August 12, 2010 | One Comment
It was a horrifying replay: Oil pipeline explodes. Millions of gallons of crude oil spill into the water, threatening local beaches, ecosystems, and economies. People are unprepared for the clean-up effort, and the government underestimates the scope of the spill.
This has been the scene over the last month not in the Louisiana Gulf, but in the port city of Dalian, China.
The terrible reality is that while the BP oil spill in the Gulf decimated the region, it’s not the only oil spill out there. On July 16th, upwards of 18 million gallons, or 60,000 tons, of crude oil (according to Greenpeace China) was dumped into the coastal waters of Dalian, a major port in northeast China on the Yellow Sea, resulting from a fiery pipeline explosion. While the leak itself was quickly contained, recovery will take a long time.
Local grassroots environmental group Blue Dalian, a Greengrants grantee, mobilized to participate in clean-up efforts. However, fishermen and other volunteers have no protective equipment or training, and are using ladles, pots, and even chopsticks to remove toxic debris and oil. Exposure to crude oil has been linked to significant health hazards, as we’ve seen in the BP case.
Despite the lack of basic safety equipment, almost four weeks later, a large portion of the oil has now been removed from the water.

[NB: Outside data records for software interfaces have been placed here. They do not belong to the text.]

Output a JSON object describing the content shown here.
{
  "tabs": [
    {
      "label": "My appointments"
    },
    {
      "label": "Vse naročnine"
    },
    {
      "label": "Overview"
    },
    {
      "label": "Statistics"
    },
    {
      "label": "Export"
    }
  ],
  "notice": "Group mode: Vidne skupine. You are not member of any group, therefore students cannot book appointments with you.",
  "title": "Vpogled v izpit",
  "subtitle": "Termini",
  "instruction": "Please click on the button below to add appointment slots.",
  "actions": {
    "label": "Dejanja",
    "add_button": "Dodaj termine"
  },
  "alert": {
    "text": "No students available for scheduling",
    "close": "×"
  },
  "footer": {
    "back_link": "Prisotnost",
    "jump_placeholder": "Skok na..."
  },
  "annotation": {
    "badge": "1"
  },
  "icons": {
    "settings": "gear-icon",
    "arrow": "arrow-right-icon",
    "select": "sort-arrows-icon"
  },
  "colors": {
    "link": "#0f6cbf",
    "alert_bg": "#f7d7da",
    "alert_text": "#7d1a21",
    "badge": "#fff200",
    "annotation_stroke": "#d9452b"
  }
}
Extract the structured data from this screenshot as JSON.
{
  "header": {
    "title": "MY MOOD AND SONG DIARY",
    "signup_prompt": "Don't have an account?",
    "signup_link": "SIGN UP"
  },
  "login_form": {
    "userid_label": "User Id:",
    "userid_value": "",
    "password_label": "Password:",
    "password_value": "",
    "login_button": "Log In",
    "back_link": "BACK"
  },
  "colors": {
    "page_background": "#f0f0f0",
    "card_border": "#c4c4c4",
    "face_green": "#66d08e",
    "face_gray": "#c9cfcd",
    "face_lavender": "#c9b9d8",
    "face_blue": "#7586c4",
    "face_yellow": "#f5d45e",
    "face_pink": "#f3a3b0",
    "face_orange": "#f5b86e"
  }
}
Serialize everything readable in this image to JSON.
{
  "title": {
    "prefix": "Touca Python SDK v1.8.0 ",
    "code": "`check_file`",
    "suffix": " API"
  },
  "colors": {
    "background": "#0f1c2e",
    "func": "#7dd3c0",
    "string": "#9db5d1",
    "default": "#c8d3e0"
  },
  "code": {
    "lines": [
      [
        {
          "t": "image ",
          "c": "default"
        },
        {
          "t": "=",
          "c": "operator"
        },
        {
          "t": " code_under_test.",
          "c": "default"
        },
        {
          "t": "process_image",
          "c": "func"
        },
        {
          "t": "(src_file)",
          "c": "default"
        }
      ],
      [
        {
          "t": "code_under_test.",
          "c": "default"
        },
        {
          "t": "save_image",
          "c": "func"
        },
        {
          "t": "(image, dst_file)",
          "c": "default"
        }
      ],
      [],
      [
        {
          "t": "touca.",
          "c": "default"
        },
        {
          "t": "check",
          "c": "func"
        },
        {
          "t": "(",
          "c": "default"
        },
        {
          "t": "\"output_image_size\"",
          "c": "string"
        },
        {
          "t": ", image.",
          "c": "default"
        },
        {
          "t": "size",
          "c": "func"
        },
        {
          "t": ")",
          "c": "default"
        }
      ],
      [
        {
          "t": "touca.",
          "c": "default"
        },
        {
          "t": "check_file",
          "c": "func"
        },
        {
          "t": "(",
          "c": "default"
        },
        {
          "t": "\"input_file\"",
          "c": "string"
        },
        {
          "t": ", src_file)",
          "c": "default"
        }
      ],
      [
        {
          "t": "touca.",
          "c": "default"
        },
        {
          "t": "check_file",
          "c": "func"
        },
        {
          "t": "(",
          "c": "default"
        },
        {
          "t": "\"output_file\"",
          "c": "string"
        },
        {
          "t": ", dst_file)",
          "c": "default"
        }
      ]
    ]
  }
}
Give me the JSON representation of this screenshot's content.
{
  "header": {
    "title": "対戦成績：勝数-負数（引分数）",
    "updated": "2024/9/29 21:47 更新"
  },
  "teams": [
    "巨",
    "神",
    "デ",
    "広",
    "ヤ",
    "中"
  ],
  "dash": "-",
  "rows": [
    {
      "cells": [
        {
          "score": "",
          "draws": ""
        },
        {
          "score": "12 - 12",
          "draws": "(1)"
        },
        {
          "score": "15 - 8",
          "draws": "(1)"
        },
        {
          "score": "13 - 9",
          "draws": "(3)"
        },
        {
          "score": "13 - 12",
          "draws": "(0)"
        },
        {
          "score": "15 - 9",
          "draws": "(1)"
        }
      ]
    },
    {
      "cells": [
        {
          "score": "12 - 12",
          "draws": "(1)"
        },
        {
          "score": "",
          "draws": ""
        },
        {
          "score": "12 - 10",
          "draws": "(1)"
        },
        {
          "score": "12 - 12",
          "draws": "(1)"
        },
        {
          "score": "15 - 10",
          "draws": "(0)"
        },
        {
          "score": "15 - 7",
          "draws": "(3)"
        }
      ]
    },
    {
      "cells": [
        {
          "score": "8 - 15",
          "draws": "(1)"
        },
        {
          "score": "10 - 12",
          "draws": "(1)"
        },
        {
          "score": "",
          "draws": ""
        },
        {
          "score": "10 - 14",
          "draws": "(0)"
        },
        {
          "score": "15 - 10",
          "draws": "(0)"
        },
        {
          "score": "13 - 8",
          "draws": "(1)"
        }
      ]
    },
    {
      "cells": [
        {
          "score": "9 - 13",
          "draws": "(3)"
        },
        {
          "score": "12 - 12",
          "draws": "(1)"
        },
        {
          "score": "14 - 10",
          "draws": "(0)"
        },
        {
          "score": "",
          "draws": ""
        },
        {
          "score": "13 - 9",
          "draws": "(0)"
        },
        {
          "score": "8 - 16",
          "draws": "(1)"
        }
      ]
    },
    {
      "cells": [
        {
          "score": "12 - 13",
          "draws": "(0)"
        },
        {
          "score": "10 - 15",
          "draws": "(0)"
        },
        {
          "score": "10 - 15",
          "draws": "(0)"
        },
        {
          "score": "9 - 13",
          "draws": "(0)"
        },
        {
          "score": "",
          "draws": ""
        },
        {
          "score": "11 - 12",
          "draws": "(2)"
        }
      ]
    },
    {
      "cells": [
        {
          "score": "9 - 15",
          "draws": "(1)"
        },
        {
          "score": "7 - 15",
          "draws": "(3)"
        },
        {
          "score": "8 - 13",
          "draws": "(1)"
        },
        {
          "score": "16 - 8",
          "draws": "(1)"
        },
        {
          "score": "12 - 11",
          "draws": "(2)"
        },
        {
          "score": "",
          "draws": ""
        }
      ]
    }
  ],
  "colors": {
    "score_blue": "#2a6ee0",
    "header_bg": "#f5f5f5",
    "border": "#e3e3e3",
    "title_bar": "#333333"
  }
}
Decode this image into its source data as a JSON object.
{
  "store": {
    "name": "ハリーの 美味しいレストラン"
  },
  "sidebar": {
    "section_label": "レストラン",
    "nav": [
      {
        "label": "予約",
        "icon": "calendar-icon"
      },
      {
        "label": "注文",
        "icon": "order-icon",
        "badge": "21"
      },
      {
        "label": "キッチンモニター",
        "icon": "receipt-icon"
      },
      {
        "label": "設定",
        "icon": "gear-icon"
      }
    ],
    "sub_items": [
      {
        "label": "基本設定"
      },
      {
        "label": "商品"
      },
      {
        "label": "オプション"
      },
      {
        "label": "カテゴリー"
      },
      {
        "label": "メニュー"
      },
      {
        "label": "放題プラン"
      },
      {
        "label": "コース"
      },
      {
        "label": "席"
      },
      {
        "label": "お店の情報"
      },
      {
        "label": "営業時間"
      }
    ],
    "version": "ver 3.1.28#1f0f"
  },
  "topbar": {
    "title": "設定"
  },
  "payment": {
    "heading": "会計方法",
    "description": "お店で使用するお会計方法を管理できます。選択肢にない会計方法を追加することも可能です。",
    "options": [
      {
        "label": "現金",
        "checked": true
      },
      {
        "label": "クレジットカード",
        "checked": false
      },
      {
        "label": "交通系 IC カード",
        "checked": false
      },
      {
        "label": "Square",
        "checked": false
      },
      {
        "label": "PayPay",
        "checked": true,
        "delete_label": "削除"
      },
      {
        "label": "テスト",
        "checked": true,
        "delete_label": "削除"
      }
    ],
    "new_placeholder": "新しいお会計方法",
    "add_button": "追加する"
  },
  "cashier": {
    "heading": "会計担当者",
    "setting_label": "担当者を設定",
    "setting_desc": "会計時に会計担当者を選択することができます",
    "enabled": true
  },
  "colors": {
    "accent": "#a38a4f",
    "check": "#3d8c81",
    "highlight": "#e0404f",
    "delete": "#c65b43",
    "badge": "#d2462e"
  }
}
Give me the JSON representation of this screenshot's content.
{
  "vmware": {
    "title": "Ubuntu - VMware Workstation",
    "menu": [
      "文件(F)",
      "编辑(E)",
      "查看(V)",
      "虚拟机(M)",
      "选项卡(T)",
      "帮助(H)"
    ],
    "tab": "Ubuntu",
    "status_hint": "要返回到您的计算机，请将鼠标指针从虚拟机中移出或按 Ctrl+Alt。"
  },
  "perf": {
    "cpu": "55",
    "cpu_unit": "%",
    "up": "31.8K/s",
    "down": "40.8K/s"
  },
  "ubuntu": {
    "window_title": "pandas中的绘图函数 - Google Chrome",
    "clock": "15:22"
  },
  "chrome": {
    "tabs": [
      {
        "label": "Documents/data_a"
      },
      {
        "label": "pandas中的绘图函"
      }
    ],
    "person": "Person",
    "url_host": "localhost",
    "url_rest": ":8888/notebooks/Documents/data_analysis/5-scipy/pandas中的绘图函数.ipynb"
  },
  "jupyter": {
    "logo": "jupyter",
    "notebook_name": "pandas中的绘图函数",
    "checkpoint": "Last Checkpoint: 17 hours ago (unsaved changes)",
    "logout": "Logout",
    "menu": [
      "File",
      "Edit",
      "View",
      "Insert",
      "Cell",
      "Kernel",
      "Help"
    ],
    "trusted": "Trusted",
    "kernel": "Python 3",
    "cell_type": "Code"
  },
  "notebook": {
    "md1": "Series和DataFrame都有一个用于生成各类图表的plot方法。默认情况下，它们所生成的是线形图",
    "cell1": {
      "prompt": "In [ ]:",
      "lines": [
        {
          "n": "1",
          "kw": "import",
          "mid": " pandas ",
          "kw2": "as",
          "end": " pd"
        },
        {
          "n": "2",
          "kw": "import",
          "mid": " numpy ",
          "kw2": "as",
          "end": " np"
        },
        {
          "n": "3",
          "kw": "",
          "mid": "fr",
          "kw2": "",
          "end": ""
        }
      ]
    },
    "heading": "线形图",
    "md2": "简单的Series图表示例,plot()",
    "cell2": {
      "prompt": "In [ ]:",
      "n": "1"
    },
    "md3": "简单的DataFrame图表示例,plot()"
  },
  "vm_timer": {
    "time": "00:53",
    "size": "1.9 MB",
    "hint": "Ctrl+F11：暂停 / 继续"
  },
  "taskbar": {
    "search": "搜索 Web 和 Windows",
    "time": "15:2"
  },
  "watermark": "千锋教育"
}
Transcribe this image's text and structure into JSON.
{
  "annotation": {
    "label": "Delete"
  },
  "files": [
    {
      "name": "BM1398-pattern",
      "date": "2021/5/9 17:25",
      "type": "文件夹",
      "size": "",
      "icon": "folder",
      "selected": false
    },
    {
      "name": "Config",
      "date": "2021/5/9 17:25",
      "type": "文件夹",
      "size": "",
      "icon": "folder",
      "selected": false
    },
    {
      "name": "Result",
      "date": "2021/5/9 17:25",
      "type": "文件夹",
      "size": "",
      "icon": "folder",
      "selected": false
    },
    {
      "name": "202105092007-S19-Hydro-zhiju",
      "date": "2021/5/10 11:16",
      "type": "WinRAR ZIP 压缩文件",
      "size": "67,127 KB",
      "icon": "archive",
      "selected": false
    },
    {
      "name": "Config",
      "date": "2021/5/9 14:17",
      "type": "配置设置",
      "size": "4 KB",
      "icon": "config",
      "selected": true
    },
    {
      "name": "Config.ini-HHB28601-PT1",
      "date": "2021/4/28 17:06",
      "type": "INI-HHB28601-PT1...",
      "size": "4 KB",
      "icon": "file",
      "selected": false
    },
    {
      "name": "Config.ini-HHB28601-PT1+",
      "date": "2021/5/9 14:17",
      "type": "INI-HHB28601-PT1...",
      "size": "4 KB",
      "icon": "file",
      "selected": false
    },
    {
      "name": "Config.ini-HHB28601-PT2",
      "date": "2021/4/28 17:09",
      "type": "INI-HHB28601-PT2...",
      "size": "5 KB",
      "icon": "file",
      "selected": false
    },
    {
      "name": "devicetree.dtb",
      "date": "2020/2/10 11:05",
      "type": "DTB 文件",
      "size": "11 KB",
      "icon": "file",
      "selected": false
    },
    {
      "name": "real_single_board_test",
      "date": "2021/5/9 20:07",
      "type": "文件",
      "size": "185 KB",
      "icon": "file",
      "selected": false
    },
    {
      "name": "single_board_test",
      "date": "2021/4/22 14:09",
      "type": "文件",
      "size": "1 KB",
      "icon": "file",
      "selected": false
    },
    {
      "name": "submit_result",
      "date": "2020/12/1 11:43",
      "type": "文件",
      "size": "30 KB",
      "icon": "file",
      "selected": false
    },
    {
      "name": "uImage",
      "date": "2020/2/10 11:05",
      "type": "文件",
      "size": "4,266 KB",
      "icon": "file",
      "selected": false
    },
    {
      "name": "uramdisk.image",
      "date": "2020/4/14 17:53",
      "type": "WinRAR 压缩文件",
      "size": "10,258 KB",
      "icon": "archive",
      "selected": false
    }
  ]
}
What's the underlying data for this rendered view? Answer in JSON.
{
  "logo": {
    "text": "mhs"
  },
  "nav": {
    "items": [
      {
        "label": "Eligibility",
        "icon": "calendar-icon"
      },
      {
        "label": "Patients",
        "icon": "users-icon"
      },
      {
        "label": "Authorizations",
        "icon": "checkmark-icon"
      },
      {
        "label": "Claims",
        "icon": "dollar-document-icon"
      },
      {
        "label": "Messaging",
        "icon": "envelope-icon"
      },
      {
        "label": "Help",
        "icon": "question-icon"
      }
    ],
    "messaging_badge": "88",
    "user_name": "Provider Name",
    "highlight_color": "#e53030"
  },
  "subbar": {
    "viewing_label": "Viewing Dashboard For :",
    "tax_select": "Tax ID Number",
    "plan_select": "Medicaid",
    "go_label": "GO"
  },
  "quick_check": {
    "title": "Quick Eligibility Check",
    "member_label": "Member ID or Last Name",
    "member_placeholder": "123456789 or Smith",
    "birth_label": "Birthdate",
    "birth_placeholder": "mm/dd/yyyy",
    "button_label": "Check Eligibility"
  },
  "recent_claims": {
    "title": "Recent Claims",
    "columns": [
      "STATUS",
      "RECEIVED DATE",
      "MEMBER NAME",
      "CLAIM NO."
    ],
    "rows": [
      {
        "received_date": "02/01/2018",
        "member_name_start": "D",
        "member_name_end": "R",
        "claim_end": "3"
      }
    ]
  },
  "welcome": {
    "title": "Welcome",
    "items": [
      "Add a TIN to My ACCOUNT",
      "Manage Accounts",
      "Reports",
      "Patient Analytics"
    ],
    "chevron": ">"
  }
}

But the full recovery is far from complete.
Blue Dalian is monitoring oil contamination along Dalian coasts and organizing volunteers to join clean-up activities. They will also continue to support local communities to tackle the long-term impacts of the oil pollution and reduce its impacts on both human health and the environment.
China’s biggest oil spill, while only a fraction of the size of the BP spill, is a wake-up call for this energy-hungry country.
Local groups need support to make sure that clean-up efforts are comprehensive, and that the government takes the appropriate steps to prevent further oil spills, including risk assessment and regulatory development and implementation.
Donate now to support grassroots groups including Blue Dalian to help the people and the ecosystems of Dalian make a full recovery from this disastrous spill. Your funds will go directly to the front lines of clean-up and recovery efforts.